Please reproduce the records exactly, leaving out any pictures.

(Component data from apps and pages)
__________________________________________________

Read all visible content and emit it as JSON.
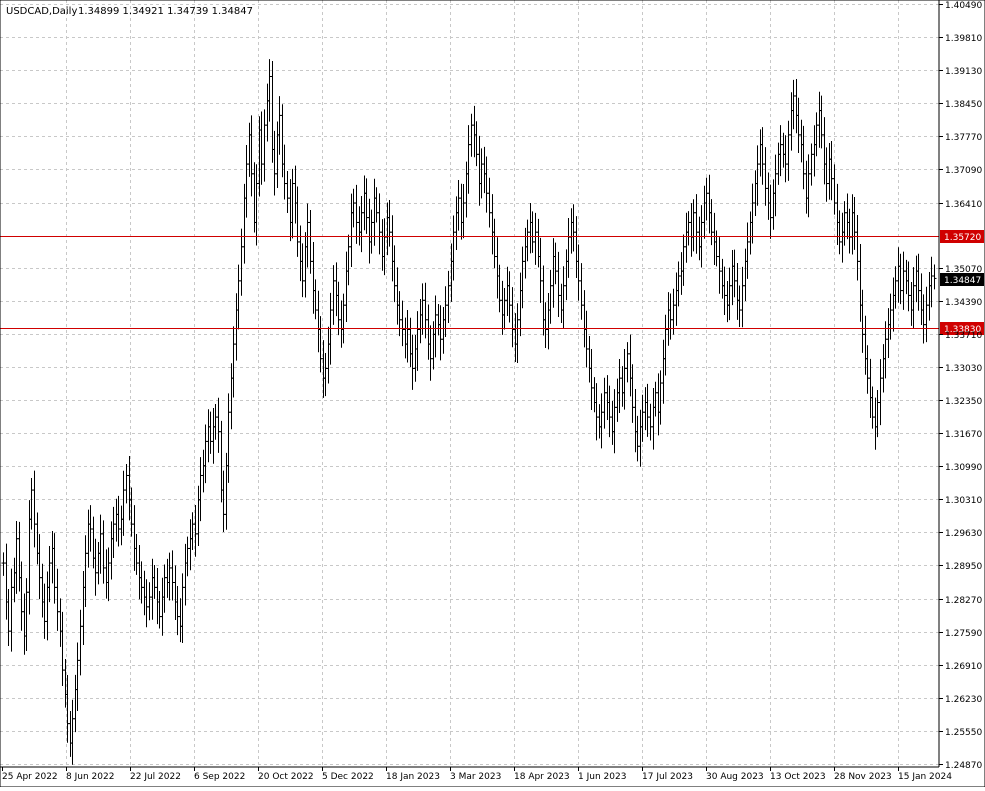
{
  "header": {
    "symbol_label": "USDCAD,Daily",
    "ohlc_label": "1.34899 1.34921 1.34739 1.34847"
  },
  "price_axis": {
    "ticks": [
      "1.40490",
      "1.39810",
      "1.39130",
      "1.38450",
      "1.37770",
      "1.37090",
      "1.36410",
      "1.35070",
      "1.34390",
      "1.33710",
      "1.33030",
      "1.32350",
      "1.31670",
      "1.30990",
      "1.30310",
      "1.29630",
      "1.28950",
      "1.28270",
      "1.27590",
      "1.26910",
      "1.26230",
      "1.25550",
      "1.24870"
    ],
    "current_price": "1.34847",
    "current_price_bg": "#000000"
  },
  "time_axis": {
    "labels": [
      "25 Apr 2022",
      "8 Jun 2022",
      "22 Jul 2022",
      "6 Sep 2022",
      "20 Oct 2022",
      "5 Dec 2022",
      "18 Jan 2023",
      "3 Mar 2023",
      "18 Apr 2023",
      "1 Jun 2023",
      "17 Jul 2023",
      "30 Aug 2023",
      "13 Oct 2023",
      "28 Nov 2023",
      "15 Jan 2024"
    ]
  },
  "levels": [
    {
      "value": 1.3572,
      "label": "1.35720",
      "color": "#d00000"
    },
    {
      "value": 1.3383,
      "label": "1.33830",
      "color": "#d00000"
    }
  ],
  "chart_data": {
    "type": "ohlc",
    "title": "USDCAD,Daily",
    "ylim": [
      1.2487,
      1.4049
    ],
    "grid": true,
    "bar_color": "#000000",
    "close_series": [
      1.29,
      1.282,
      1.276,
      1.285,
      1.288,
      1.295,
      1.287,
      1.28,
      1.275,
      1.284,
      1.299,
      1.305,
      1.298,
      1.292,
      1.287,
      1.282,
      1.278,
      1.285,
      1.29,
      1.293,
      1.285,
      1.28,
      1.276,
      1.268,
      1.263,
      1.257,
      1.253,
      1.258,
      1.264,
      1.27,
      1.277,
      1.285,
      1.292,
      1.298,
      1.297,
      1.291,
      1.288,
      1.292,
      1.296,
      1.289,
      1.286,
      1.29,
      1.295,
      1.298,
      1.3,
      1.297,
      1.299,
      1.305,
      1.308,
      1.303,
      1.298,
      1.293,
      1.29,
      1.287,
      1.285,
      1.283,
      1.281,
      1.283,
      1.287,
      1.285,
      1.282,
      1.279,
      1.283,
      1.287,
      1.286,
      1.289,
      1.286,
      1.282,
      1.279,
      1.277,
      1.285,
      1.29,
      1.293,
      1.295,
      1.298,
      1.296,
      1.303,
      1.308,
      1.31,
      1.315,
      1.318,
      1.315,
      1.318,
      1.32,
      1.317,
      1.305,
      1.3,
      1.31,
      1.321,
      1.328,
      1.335,
      1.342,
      1.348,
      1.355,
      1.365,
      1.372,
      1.378,
      1.37,
      1.36,
      1.368,
      1.379,
      1.372,
      1.38,
      1.385,
      1.39,
      1.375,
      1.37,
      1.378,
      1.382,
      1.372,
      1.368,
      1.365,
      1.36,
      1.368,
      1.364,
      1.356,
      1.352,
      1.348,
      1.355,
      1.36,
      1.352,
      1.346,
      1.342,
      1.338,
      1.332,
      1.328,
      1.33,
      1.335,
      1.342,
      1.348,
      1.345,
      1.34,
      1.338,
      1.343,
      1.35,
      1.355,
      1.362,
      1.364,
      1.36,
      1.358,
      1.362,
      1.366,
      1.361,
      1.356,
      1.36,
      1.365,
      1.362,
      1.358,
      1.353,
      1.357,
      1.361,
      1.358,
      1.352,
      1.347,
      1.343,
      1.34,
      1.338,
      1.335,
      1.338,
      1.333,
      1.33,
      1.334,
      1.338,
      1.341,
      1.344,
      1.34,
      1.335,
      1.332,
      1.337,
      1.341,
      1.339,
      1.336,
      1.34,
      1.343,
      1.347,
      1.352,
      1.358,
      1.362,
      1.365,
      1.36,
      1.364,
      1.37,
      1.376,
      1.38,
      1.378,
      1.374,
      1.368,
      1.372,
      1.37,
      1.366,
      1.362,
      1.358,
      1.353,
      1.349,
      1.344,
      1.341,
      1.344,
      1.347,
      1.343,
      1.338,
      1.335,
      1.34,
      1.346,
      1.352,
      1.355,
      1.358,
      1.36,
      1.356,
      1.358,
      1.353,
      1.348,
      1.34,
      1.338,
      1.342,
      1.347,
      1.353,
      1.35,
      1.345,
      1.342,
      1.347,
      1.352,
      1.357,
      1.36,
      1.358,
      1.352,
      1.348,
      1.343,
      1.338,
      1.334,
      1.33,
      1.326,
      1.323,
      1.32,
      1.318,
      1.321,
      1.325,
      1.323,
      1.32,
      1.317,
      1.322,
      1.325,
      1.328,
      1.325,
      1.33,
      1.333,
      1.328,
      1.322,
      1.317,
      1.314,
      1.318,
      1.321,
      1.323,
      1.32,
      1.318,
      1.322,
      1.325,
      1.321,
      1.327,
      1.332,
      1.338,
      1.342,
      1.34,
      1.343,
      1.346,
      1.349,
      1.35,
      1.355,
      1.358,
      1.36,
      1.357,
      1.362,
      1.358,
      1.355,
      1.36,
      1.364,
      1.366,
      1.362,
      1.358,
      1.356,
      1.353,
      1.35,
      1.347,
      1.345,
      1.343,
      1.347,
      1.351,
      1.348,
      1.344,
      1.342,
      1.347,
      1.352,
      1.356,
      1.36,
      1.364,
      1.368,
      1.372,
      1.376,
      1.372,
      1.367,
      1.364,
      1.361,
      1.366,
      1.37,
      1.374,
      1.376,
      1.374,
      1.372,
      1.378,
      1.383,
      1.386,
      1.382,
      1.378,
      1.376,
      1.37,
      1.365,
      1.37,
      1.374,
      1.376,
      1.38,
      1.383,
      1.378,
      1.372,
      1.368,
      1.373,
      1.369,
      1.364,
      1.36,
      1.356,
      1.358,
      1.362,
      1.36,
      1.357,
      1.362,
      1.358,
      1.352,
      1.343,
      1.337,
      1.332,
      1.328,
      1.324,
      1.32,
      1.318,
      1.323,
      1.328,
      1.332,
      1.336,
      1.339,
      1.342,
      1.345,
      1.348,
      1.351,
      1.346,
      1.35,
      1.348,
      1.345,
      1.342,
      1.347,
      1.35,
      1.346,
      1.342,
      1.339,
      1.343,
      1.347,
      1.349,
      1.3485
    ]
  }
}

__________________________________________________

Task result ->
Read all visible content and emit it as JSON.
{
  "header": {
    "symbol_label": "USDCAD,Daily",
    "ohlc_label": "1.34899 1.34921 1.34739 1.34847"
  },
  "price_axis": {
    "ticks": [
      "1.40490",
      "1.39810",
      "1.39130",
      "1.38450",
      "1.37770",
      "1.37090",
      "1.36410",
      "1.35070",
      "1.34390",
      "1.33710",
      "1.33030",
      "1.32350",
      "1.31670",
      "1.30990",
      "1.30310",
      "1.29630",
      "1.28950",
      "1.28270",
      "1.27590",
      "1.26910",
      "1.26230",
      "1.25550",
      "1.24870"
    ],
    "current_price": "1.34847",
    "current_price_bg": "#000000"
  },
  "time_axis": {
    "labels": [
      "25 Apr 2022",
      "8 Jun 2022",
      "22 Jul 2022",
      "6 Sep 2022",
      "20 Oct 2022",
      "5 Dec 2022",
      "18 Jan 2023",
      "3 Mar 2023",
      "18 Apr 2023",
      "1 Jun 2023",
      "17 Jul 2023",
      "30 Aug 2023",
      "13 Oct 2023",
      "28 Nov 2023",
      "15 Jan 2024"
    ]
  },
  "levels": [
    {
      "value": 1.3572,
      "label": "1.35720",
      "color": "#d00000"
    },
    {
      "value": 1.3383,
      "label": "1.33830",
      "color": "#d00000"
    }
  ],
  "chart_data": {
    "type": "ohlc",
    "title": "USDCAD,Daily",
    "ylim": [
      1.2487,
      1.4049
    ],
    "grid": true,
    "bar_color": "#000000",
    "close_series": [
      1.29,
      1.282,
      1.276,
      1.285,
      1.288,
      1.295,
      1.287,
      1.28,
      1.275,
      1.284,
      1.299,
      1.305,
      1.298,
      1.292,
      1.287,
      1.282,
      1.278,
      1.285,
      1.29,
      1.293,
      1.285,
      1.28,
      1.276,
      1.268,
      1.263,
      1.257,
      1.253,
      1.258,
      1.264,
      1.27,
      1.277,
      1.285,
      1.292,
      1.298,
      1.297,
      1.291,
      1.288,
      1.292,
      1.296,
      1.289,
      1.286,
      1.29,
      1.295,
      1.298,
      1.3,
      1.297,
      1.299,
      1.305,
      1.308,
      1.303,
      1.298,
      1.293,
      1.29,
      1.287,
      1.285,
      1.283,
      1.281,
      1.283,
      1.287,
      1.285,
      1.282,
      1.279,
      1.283,
      1.287,
      1.286,
      1.289,
      1.286,
      1.282,
      1.279,
      1.277,
      1.285,
      1.29,
      1.293,
      1.295,
      1.298,
      1.296,
      1.303,
      1.308,
      1.31,
      1.315,
      1.318,
      1.315,
      1.318,
      1.32,
      1.317,
      1.305,
      1.3,
      1.31,
      1.321,
      1.328,
      1.335,
      1.342,
      1.348,
      1.355,
      1.365,
      1.372,
      1.378,
      1.37,
      1.36,
      1.368,
      1.379,
      1.372,
      1.38,
      1.385,
      1.39,
      1.375,
      1.37,
      1.378,
      1.382,
      1.372,
      1.368,
      1.365,
      1.36,
      1.368,
      1.364,
      1.356,
      1.352,
      1.348,
      1.355,
      1.36,
      1.352,
      1.346,
      1.342,
      1.338,
      1.332,
      1.328,
      1.33,
      1.335,
      1.342,
      1.348,
      1.345,
      1.34,
      1.338,
      1.343,
      1.35,
      1.355,
      1.362,
      1.364,
      1.36,
      1.358,
      1.362,
      1.366,
      1.361,
      1.356,
      1.36,
      1.365,
      1.362,
      1.358,
      1.353,
      1.357,
      1.361,
      1.358,
      1.352,
      1.347,
      1.343,
      1.34,
      1.338,
      1.335,
      1.338,
      1.333,
      1.33,
      1.334,
      1.338,
      1.341,
      1.344,
      1.34,
      1.335,
      1.332,
      1.337,
      1.341,
      1.339,
      1.336,
      1.34,
      1.343,
      1.347,
      1.352,
      1.358,
      1.362,
      1.365,
      1.36,
      1.364,
      1.37,
      1.376,
      1.38,
      1.378,
      1.374,
      1.368,
      1.372,
      1.37,
      1.366,
      1.362,
      1.358,
      1.353,
      1.349,
      1.344,
      1.341,
      1.344,
      1.347,
      1.343,
      1.338,
      1.335,
      1.34,
      1.346,
      1.352,
      1.355,
      1.358,
      1.36,
      1.356,
      1.358,
      1.353,
      1.348,
      1.34,
      1.338,
      1.342,
      1.347,
      1.353,
      1.35,
      1.345,
      1.342,
      1.347,
      1.352,
      1.357,
      1.36,
      1.358,
      1.352,
      1.348,
      1.343,
      1.338,
      1.334,
      1.33,
      1.326,
      1.323,
      1.32,
      1.318,
      1.321,
      1.325,
      1.323,
      1.32,
      1.317,
      1.322,
      1.325,
      1.328,
      1.325,
      1.33,
      1.333,
      1.328,
      1.322,
      1.317,
      1.314,
      1.318,
      1.321,
      1.323,
      1.32,
      1.318,
      1.322,
      1.325,
      1.321,
      1.327,
      1.332,
      1.338,
      1.342,
      1.34,
      1.343,
      1.346,
      1.349,
      1.35,
      1.355,
      1.358,
      1.36,
      1.357,
      1.362,
      1.358,
      1.355,
      1.36,
      1.364,
      1.366,
      1.362,
      1.358,
      1.356,
      1.353,
      1.35,
      1.347,
      1.345,
      1.343,
      1.347,
      1.351,
      1.348,
      1.344,
      1.342,
      1.347,
      1.352,
      1.356,
      1.36,
      1.364,
      1.368,
      1.372,
      1.376,
      1.372,
      1.367,
      1.364,
      1.361,
      1.366,
      1.37,
      1.374,
      1.376,
      1.374,
      1.372,
      1.378,
      1.383,
      1.386,
      1.382,
      1.378,
      1.376,
      1.37,
      1.365,
      1.37,
      1.374,
      1.376,
      1.38,
      1.383,
      1.378,
      1.372,
      1.368,
      1.373,
      1.369,
      1.364,
      1.36,
      1.356,
      1.358,
      1.362,
      1.36,
      1.357,
      1.362,
      1.358,
      1.352,
      1.343,
      1.337,
      1.332,
      1.328,
      1.324,
      1.32,
      1.318,
      1.323,
      1.328,
      1.332,
      1.336,
      1.339,
      1.342,
      1.345,
      1.348,
      1.351,
      1.346,
      1.35,
      1.348,
      1.345,
      1.342,
      1.347,
      1.35,
      1.346,
      1.342,
      1.339,
      1.343,
      1.347,
      1.349,
      1.3485
    ]
  }
}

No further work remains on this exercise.